Originating in Japan, the Hydrangea has become one of our quintessential summer plants. One of things we love about them is their versatility; whether you have a traditional garden, cottage garden, or modern garden, a hydrangea will look fantastic adding a beautiful burst of colour to beds and borders.
Not only do they look great in summer but their mophead flowers will keep on giving into the autumn if left to turn brown. They can be dried and used in festive wreaths and displays at Christmas and some varieties are evergreen so their leaves will provide garden interest throughout the year.
There are a wide range of Hydrangeas available, from the traditional shrubby varieties with their pink, white and blue mophead flowers, to the more delicate conical shaped varieties. There are also climbing hydrangeas which are perfect for covering a north or east facing wall.
The chameleon of the garden, the colour of some hydrangeas will change depending on the acidity of the soil. Acidic soil leads to blue flowers, neutral soils will see mauve flowers, and alkaline soil will produce pink flowers.

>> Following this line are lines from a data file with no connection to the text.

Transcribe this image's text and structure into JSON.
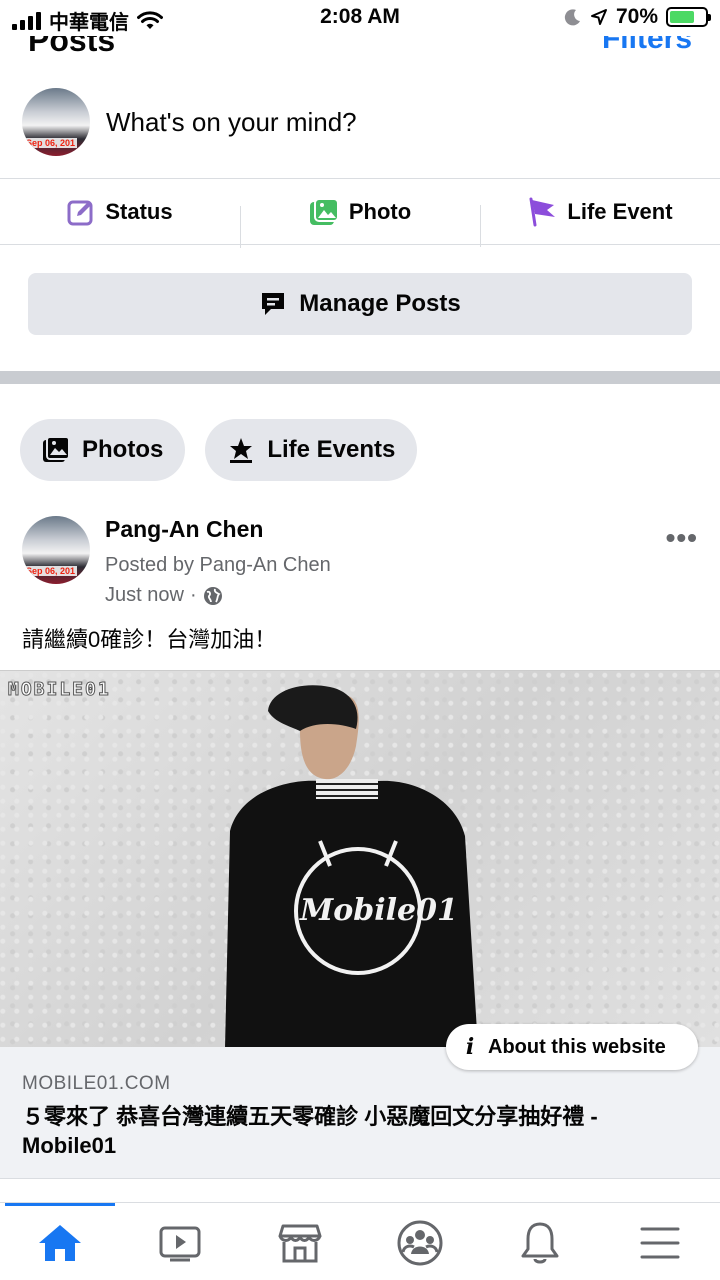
{
  "status_bar": {
    "carrier": "中華電信",
    "time": "2:08 AM",
    "battery": "70%",
    "battery_level": 0.7
  },
  "header": {
    "title": "Posts",
    "filters_label": "Filters"
  },
  "composer": {
    "placeholder": "What's on your mind?",
    "avatar_caption": "Sep 06, 201"
  },
  "actions": {
    "status": "Status",
    "photo": "Photo",
    "life_event": "Life Event"
  },
  "manage_posts": "Manage Posts",
  "chips": {
    "photos": "Photos",
    "life_events": "Life Events"
  },
  "post": {
    "author": "Pang-An Chen",
    "posted_by": "Posted by Pang-An Chen",
    "time": "Just now",
    "separator": "·",
    "text": "請繼續0確診！台灣加油！",
    "image_watermark": "MOBILE01",
    "about_label": "About this website",
    "link_domain": "MOBILE01.COM",
    "link_title": "５零來了 恭喜台灣連續五天零確診 小惡魔回文分享抽好禮 - Mobile01",
    "jacket_text": "Mobile01"
  },
  "tabs": [
    "home-icon",
    "watch-icon",
    "marketplace-icon",
    "groups-icon",
    "notifications-icon",
    "menu-icon"
  ],
  "colors": {
    "accent": "#1877f2",
    "chip_bg": "#e4e6eb",
    "secondary_text": "#65676b"
  }
}
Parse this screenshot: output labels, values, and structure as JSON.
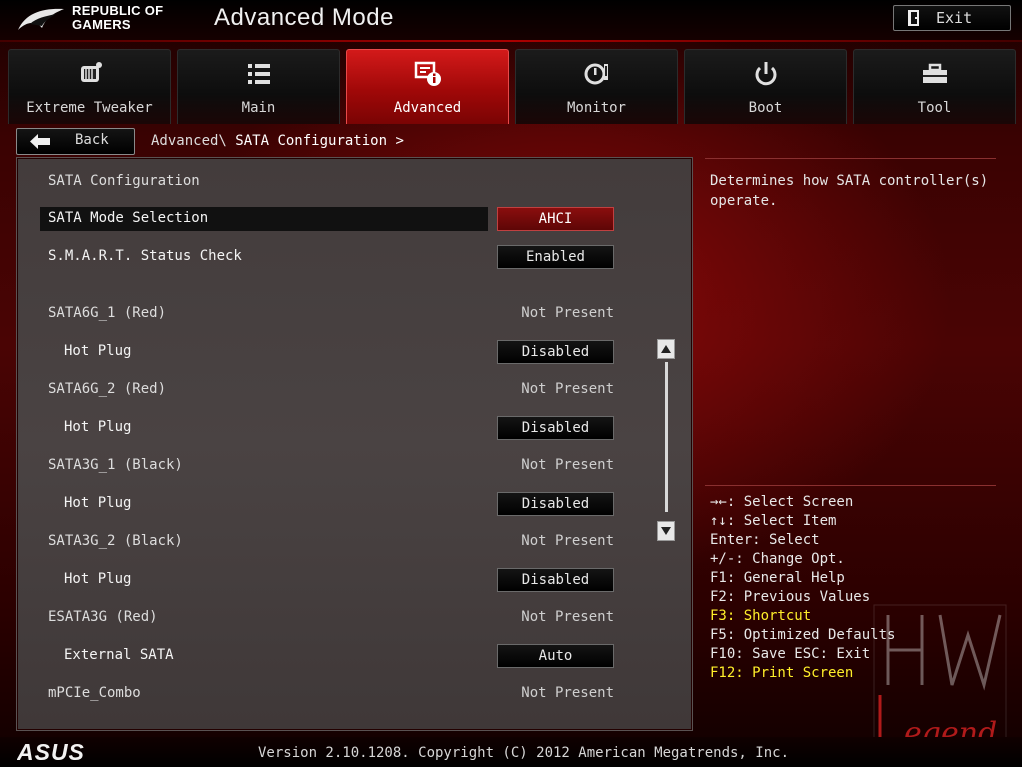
{
  "header": {
    "brand_line1": "REPUBLIC OF",
    "brand_line2": "GAMERS",
    "mode_title": "Advanced Mode",
    "exit_label": "Exit"
  },
  "tabs": [
    {
      "label": "Extreme Tweaker",
      "icon": "tweaker-icon",
      "active": false
    },
    {
      "label": "Main",
      "icon": "list-icon",
      "active": false
    },
    {
      "label": "Advanced",
      "icon": "advanced-info-icon",
      "active": true
    },
    {
      "label": "Monitor",
      "icon": "monitor-gauge-icon",
      "active": false
    },
    {
      "label": "Boot",
      "icon": "power-icon",
      "active": false
    },
    {
      "label": "Tool",
      "icon": "toolbox-icon",
      "active": false
    }
  ],
  "nav": {
    "back_label": "Back",
    "crumb_parent": "Advanced\\",
    "crumb_current": "SATA Configuration >"
  },
  "panel": {
    "section_title": "SATA Configuration",
    "rows": [
      {
        "label": "SATA Mode Selection",
        "value": "AHCI",
        "kind": "option",
        "selected": true
      },
      {
        "label": "S.M.A.R.T. Status Check",
        "value": "Enabled",
        "kind": "option"
      },
      {
        "label": "SATA6G_1 (Red)",
        "value": "Not Present",
        "kind": "status"
      },
      {
        "label": "Hot Plug",
        "value": "Disabled",
        "kind": "option"
      },
      {
        "label": "SATA6G_2 (Red)",
        "value": "Not Present",
        "kind": "status"
      },
      {
        "label": "Hot Plug",
        "value": "Disabled",
        "kind": "option"
      },
      {
        "label": "SATA3G_1 (Black)",
        "value": "Not Present",
        "kind": "status"
      },
      {
        "label": "Hot Plug",
        "value": "Disabled",
        "kind": "option"
      },
      {
        "label": "SATA3G_2 (Black)",
        "value": "Not Present",
        "kind": "status"
      },
      {
        "label": "Hot Plug",
        "value": "Disabled",
        "kind": "option"
      },
      {
        "label": "ESATA3G (Red)",
        "value": "Not Present",
        "kind": "status"
      },
      {
        "label": "External SATA",
        "value": "Auto",
        "kind": "option"
      },
      {
        "label": "mPCIe_Combo",
        "value": "Not Present",
        "kind": "status"
      }
    ]
  },
  "help": {
    "description": "Determines how SATA controller(s) operate."
  },
  "keys": [
    {
      "text": "→←: Select Screen",
      "highlight": false
    },
    {
      "text": "↑↓: Select Item",
      "highlight": false
    },
    {
      "text": "Enter: Select",
      "highlight": false
    },
    {
      "text": "+/-: Change Opt.",
      "highlight": false
    },
    {
      "text": "F1: General Help",
      "highlight": false
    },
    {
      "text": "F2: Previous Values",
      "highlight": false
    },
    {
      "text": "F3: Shortcut",
      "highlight": true
    },
    {
      "text": "F5: Optimized Defaults",
      "highlight": false
    },
    {
      "text": "F10: Save  ESC: Exit",
      "highlight": false
    },
    {
      "text": "F12: Print Screen",
      "highlight": true
    }
  ],
  "watermark": {
    "line1": "HW",
    "line2": "Legend"
  },
  "footer": {
    "brand": "ASUS",
    "version": "Version 2.10.1208. Copyright (C) 2012 American Megatrends, Inc."
  },
  "colors": {
    "accent_red": "#c01010",
    "selected_option": "#7a0a0a",
    "highlight_key": "#ffef2a"
  }
}
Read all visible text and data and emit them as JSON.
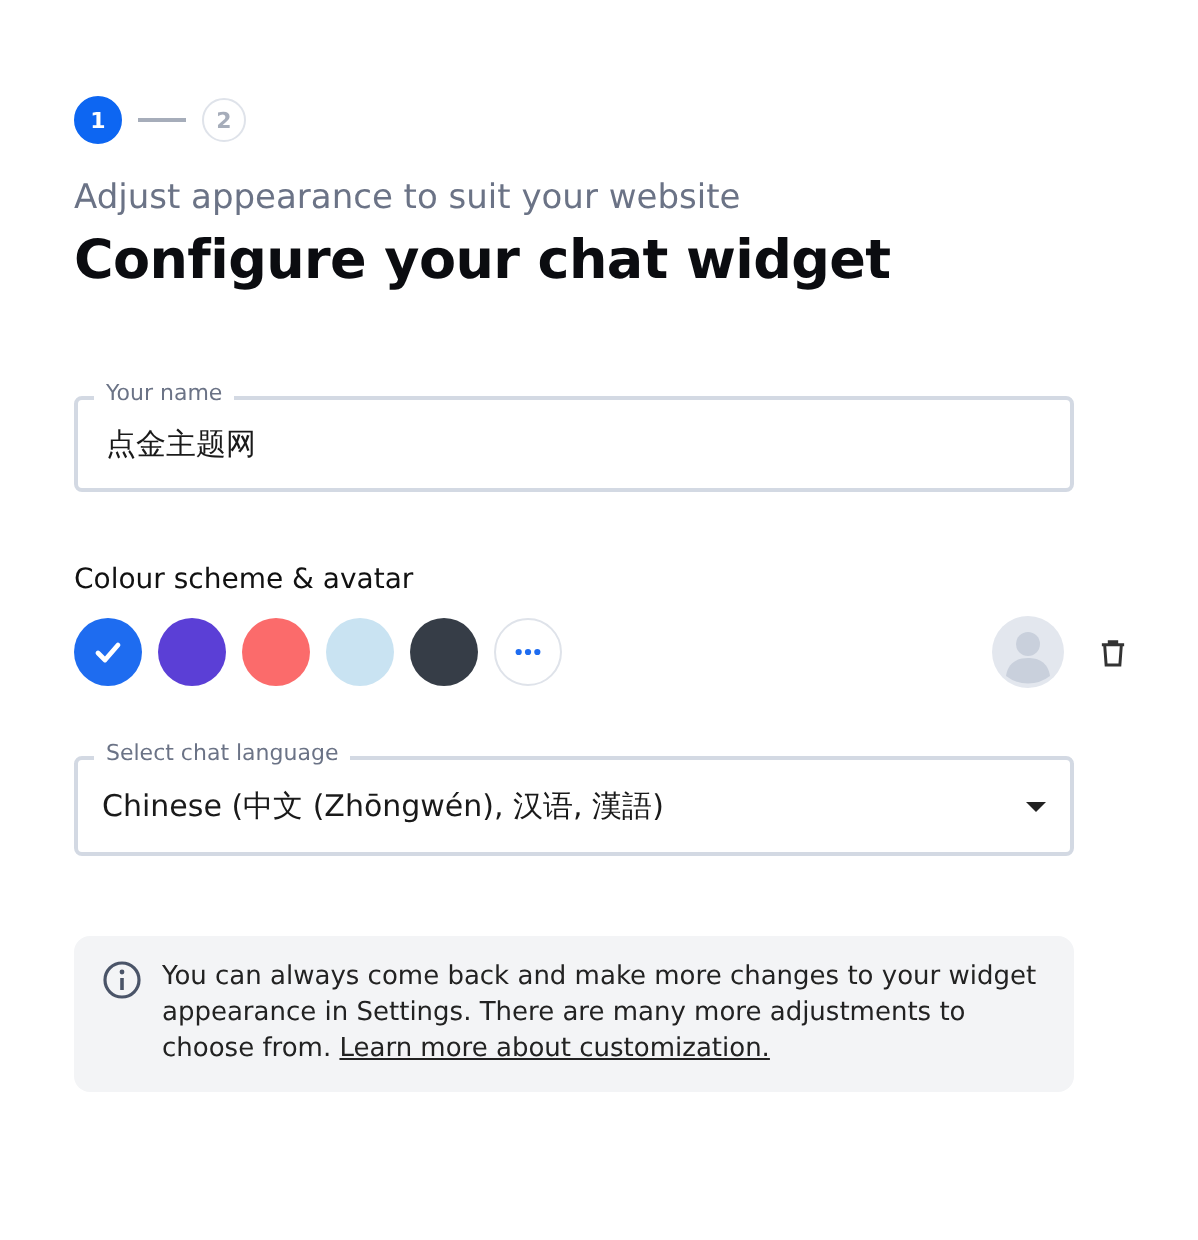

Hydrangeas are relatively easy to grow. They love a sheltered, partially shady spot in well-drained soil, and as the name would suggest, they like to be kept moist.
So we think you’ll agree that these beautiful plants are varied, versatile and a veritable feast for the eyes!
How to prune a mophead hydrangea
Mophead hydrangeas should be pruned in late winter or early spring, and the process is straightforward
- Leave the dried flower heads on the plant over winter to protect the new developing buds from frost; then deadhead them in spring, cutting back to the first pair of healthy buds below the flowerhead.
- If buds do get damaged by frost, cut the stems back to a strong pair of healthy buds.
- Cut back one or two of the older flowered stems to their base to promote new growth.